Come and see our amazing South Asian festival celebration that is Purvai tonight at An Lanntair, beginning with a delicious Indian banquet! You can book at Lanntair.com
On Tuesday, we took the wonderful Kanchan Maradan to the ward ceilidh at Western Isles Hospital to dance Kathak for everyone.
Kanchan talked for about ten minutes about the history of this dance art form and about how she got into dancing, following along to the dances in Bollywood films. It surprised us to learn that Mumbai born Kanchan actually learned Kathak in London!
She talked about how the dance is storytelling and showed us some movements, devotions to Krishna with a flute and Ganesh with the elephant trunk and ears.
I remember Dr Stephanie Bunn, of the Department of Social Anthropology, University of St Andrews, telling me during our Woven Communities project work together, ‘We are all Anthropologists.’ Indeed.
We passed around Kanchan’s heavy strings of bells before she tied them to her ankles, looping one end around her big toe to hold it firm as she wound the string up her strong ankles.
‘My brother says he wouldn’t like to get a kick from me’, she laughs, referring to the weight of the bells toning and strengthening her legs.
It struck me again, how insights into cultures from distant places connect people with storytelling, as we saw with Dal last week. ‘Kathak is a very beautiful dance, it is storytelling and you can see from the movements. We used to gather in courtyards and tell stories about gods, mostly. We have so many official languages in India. And so many gods. And they all have stories.’
I ask Kanchan about the make up and jewellery.
‘God is within us’, she explains, ‘I do feel pressure to get ready to go out but I quite like that.

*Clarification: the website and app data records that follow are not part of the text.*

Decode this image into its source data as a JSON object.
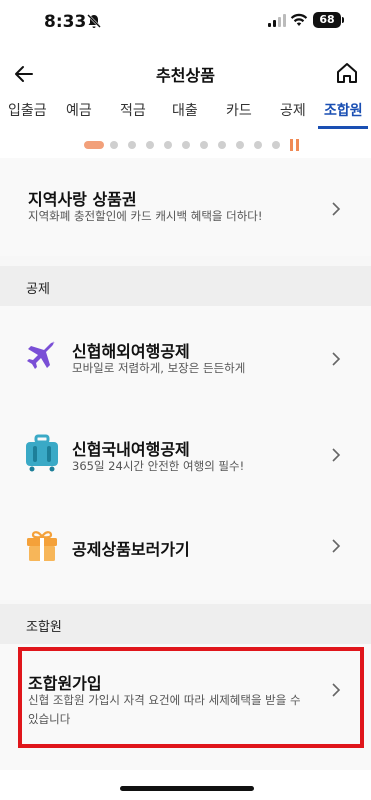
{
  "status_bar": {
    "time": "8:33",
    "battery": "68"
  },
  "header": {
    "title": "추천상품"
  },
  "tabs": [
    "입출금",
    "예금",
    "적금",
    "대출",
    "카드",
    "공제",
    "조합원"
  ],
  "active_tab": "조합원",
  "carousel": {
    "total_dots": 11,
    "active_index": 0
  },
  "promo": {
    "title": "지역사랑 상품권",
    "subtitle": "지역화폐 충전할인에 카드 캐시백 혜택을 더하다!"
  },
  "sections": {
    "gongje": {
      "label": "공제",
      "items": [
        {
          "title": "신협해외여행공제",
          "subtitle": "모바일로 저렴하게, 보장은 든든하게",
          "icon": "airplane-icon"
        },
        {
          "title": "신협국내여행공제",
          "subtitle": "365일 24시간 안전한 여행의 필수!",
          "icon": "suitcase-icon"
        },
        {
          "title": "공제상품보러가기",
          "subtitle": "",
          "icon": "gift-icon"
        }
      ]
    },
    "member": {
      "label": "조합원",
      "item": {
        "title": "조합원가입",
        "subtitle_line1": "신협 조합원 가입시 자격 요건에 따라 세제혜택을 받을 수",
        "subtitle_line2": "있습니다"
      }
    }
  },
  "colors": {
    "accent": "#1a4fb3",
    "highlight": "#e0161b",
    "carousel_active": "#f2a07a"
  }
}
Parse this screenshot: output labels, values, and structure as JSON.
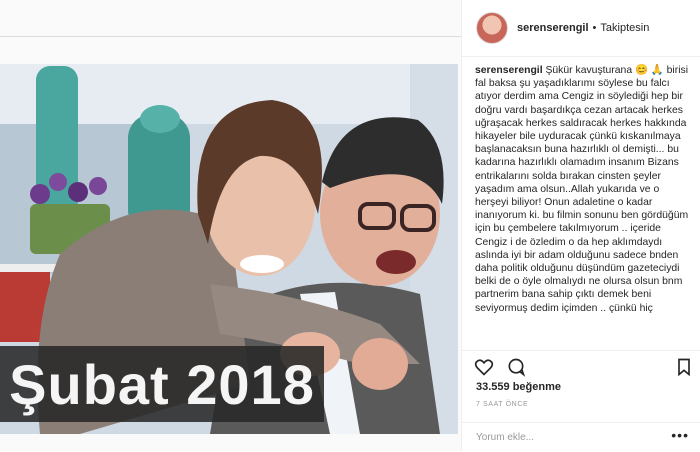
{
  "post": {
    "caption_banner": "Şubat 2018"
  },
  "author": {
    "username": "serenserengil",
    "separator": "•",
    "follow_status": "Takiptesin"
  },
  "comment": {
    "username": "serenserengil",
    "text": "Şükür kavuşturana 😊 🙏 birisi fal baksa şu yaşadıklarımı söylese bu falcı atıyor derdim ama Cengiz in söylediği hep bir doğru vardı başardıkça cezan artacak herkes uğraşacak herkes saldıracak herkes hakkında hikayeler bile uyduracak çünkü kıskanılmaya başlanacaksın buna hazırlıklı ol demişti... bu kadarına hazırlıklı olamadım insanım Bizans entrikalarını solda bırakan cinsten şeyler yaşadım ama olsun..Allah yukarıda ve o herşeyi biliyor! Onun adaletine o kadar inanıyorum ki. bu filmin sonunu ben gördüğüm için bu çembelere takılmıyorum .. içeride Cengiz i de özledim o da hep aklımdaydı aslında iyi bir adam olduğunu sadece bnden daha politik olduğunu düşündüm gazeteciydi belki de o öyle olmalıydı ne olursa olsun bnm partnerim bana sahip çıktı demek beni seviyormuş dedim içimden .. çünkü hiç"
  },
  "engagement": {
    "likes": "33.559 beğenme",
    "time": "7 SAAT ÖNCE"
  },
  "comment_input": {
    "placeholder": "Yorum ekle...",
    "more": "•••"
  },
  "icons": {
    "like": "heart-icon",
    "comment": "comment-bubble-icon",
    "save": "bookmark-icon",
    "more": "more-options-icon"
  },
  "colors": {
    "text": "#262626",
    "muted": "#999999",
    "border": "#efefef"
  }
}
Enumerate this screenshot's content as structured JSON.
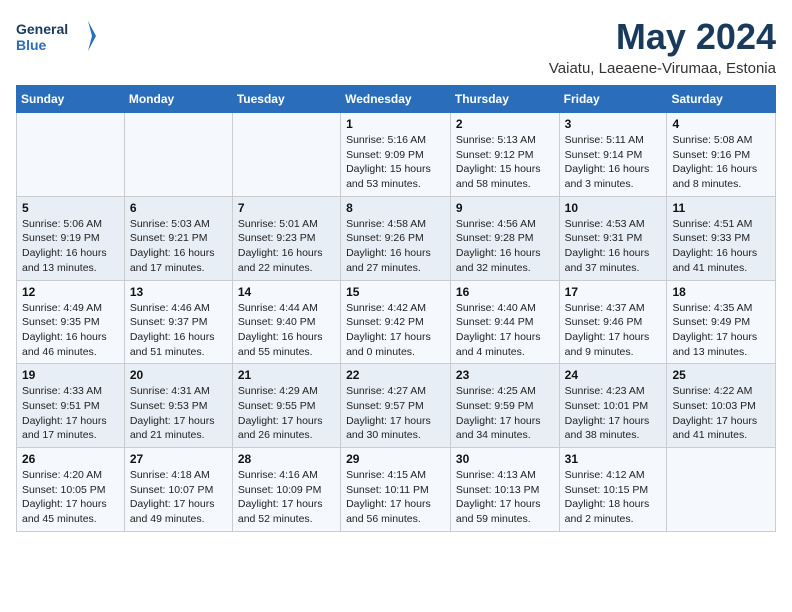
{
  "header": {
    "logo_line1": "General",
    "logo_line2": "Blue",
    "month_title": "May 2024",
    "subtitle": "Vaiatu, Laeaene-Virumaa, Estonia"
  },
  "days_of_week": [
    "Sunday",
    "Monday",
    "Tuesday",
    "Wednesday",
    "Thursday",
    "Friday",
    "Saturday"
  ],
  "weeks": [
    [
      {
        "num": "",
        "info": ""
      },
      {
        "num": "",
        "info": ""
      },
      {
        "num": "",
        "info": ""
      },
      {
        "num": "1",
        "info": "Sunrise: 5:16 AM\nSunset: 9:09 PM\nDaylight: 15 hours\nand 53 minutes."
      },
      {
        "num": "2",
        "info": "Sunrise: 5:13 AM\nSunset: 9:12 PM\nDaylight: 15 hours\nand 58 minutes."
      },
      {
        "num": "3",
        "info": "Sunrise: 5:11 AM\nSunset: 9:14 PM\nDaylight: 16 hours\nand 3 minutes."
      },
      {
        "num": "4",
        "info": "Sunrise: 5:08 AM\nSunset: 9:16 PM\nDaylight: 16 hours\nand 8 minutes."
      }
    ],
    [
      {
        "num": "5",
        "info": "Sunrise: 5:06 AM\nSunset: 9:19 PM\nDaylight: 16 hours\nand 13 minutes."
      },
      {
        "num": "6",
        "info": "Sunrise: 5:03 AM\nSunset: 9:21 PM\nDaylight: 16 hours\nand 17 minutes."
      },
      {
        "num": "7",
        "info": "Sunrise: 5:01 AM\nSunset: 9:23 PM\nDaylight: 16 hours\nand 22 minutes."
      },
      {
        "num": "8",
        "info": "Sunrise: 4:58 AM\nSunset: 9:26 PM\nDaylight: 16 hours\nand 27 minutes."
      },
      {
        "num": "9",
        "info": "Sunrise: 4:56 AM\nSunset: 9:28 PM\nDaylight: 16 hours\nand 32 minutes."
      },
      {
        "num": "10",
        "info": "Sunrise: 4:53 AM\nSunset: 9:31 PM\nDaylight: 16 hours\nand 37 minutes."
      },
      {
        "num": "11",
        "info": "Sunrise: 4:51 AM\nSunset: 9:33 PM\nDaylight: 16 hours\nand 41 minutes."
      }
    ],
    [
      {
        "num": "12",
        "info": "Sunrise: 4:49 AM\nSunset: 9:35 PM\nDaylight: 16 hours\nand 46 minutes."
      },
      {
        "num": "13",
        "info": "Sunrise: 4:46 AM\nSunset: 9:37 PM\nDaylight: 16 hours\nand 51 minutes."
      },
      {
        "num": "14",
        "info": "Sunrise: 4:44 AM\nSunset: 9:40 PM\nDaylight: 16 hours\nand 55 minutes."
      },
      {
        "num": "15",
        "info": "Sunrise: 4:42 AM\nSunset: 9:42 PM\nDaylight: 17 hours\nand 0 minutes."
      },
      {
        "num": "16",
        "info": "Sunrise: 4:40 AM\nSunset: 9:44 PM\nDaylight: 17 hours\nand 4 minutes."
      },
      {
        "num": "17",
        "info": "Sunrise: 4:37 AM\nSunset: 9:46 PM\nDaylight: 17 hours\nand 9 minutes."
      },
      {
        "num": "18",
        "info": "Sunrise: 4:35 AM\nSunset: 9:49 PM\nDaylight: 17 hours\nand 13 minutes."
      }
    ],
    [
      {
        "num": "19",
        "info": "Sunrise: 4:33 AM\nSunset: 9:51 PM\nDaylight: 17 hours\nand 17 minutes."
      },
      {
        "num": "20",
        "info": "Sunrise: 4:31 AM\nSunset: 9:53 PM\nDaylight: 17 hours\nand 21 minutes."
      },
      {
        "num": "21",
        "info": "Sunrise: 4:29 AM\nSunset: 9:55 PM\nDaylight: 17 hours\nand 26 minutes."
      },
      {
        "num": "22",
        "info": "Sunrise: 4:27 AM\nSunset: 9:57 PM\nDaylight: 17 hours\nand 30 minutes."
      },
      {
        "num": "23",
        "info": "Sunrise: 4:25 AM\nSunset: 9:59 PM\nDaylight: 17 hours\nand 34 minutes."
      },
      {
        "num": "24",
        "info": "Sunrise: 4:23 AM\nSunset: 10:01 PM\nDaylight: 17 hours\nand 38 minutes."
      },
      {
        "num": "25",
        "info": "Sunrise: 4:22 AM\nSunset: 10:03 PM\nDaylight: 17 hours\nand 41 minutes."
      }
    ],
    [
      {
        "num": "26",
        "info": "Sunrise: 4:20 AM\nSunset: 10:05 PM\nDaylight: 17 hours\nand 45 minutes."
      },
      {
        "num": "27",
        "info": "Sunrise: 4:18 AM\nSunset: 10:07 PM\nDaylight: 17 hours\nand 49 minutes."
      },
      {
        "num": "28",
        "info": "Sunrise: 4:16 AM\nSunset: 10:09 PM\nDaylight: 17 hours\nand 52 minutes."
      },
      {
        "num": "29",
        "info": "Sunrise: 4:15 AM\nSunset: 10:11 PM\nDaylight: 17 hours\nand 56 minutes."
      },
      {
        "num": "30",
        "info": "Sunrise: 4:13 AM\nSunset: 10:13 PM\nDaylight: 17 hours\nand 59 minutes."
      },
      {
        "num": "31",
        "info": "Sunrise: 4:12 AM\nSunset: 10:15 PM\nDaylight: 18 hours\nand 2 minutes."
      },
      {
        "num": "",
        "info": ""
      }
    ]
  ]
}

It’s a celebration of God within us.’
I quite like that too.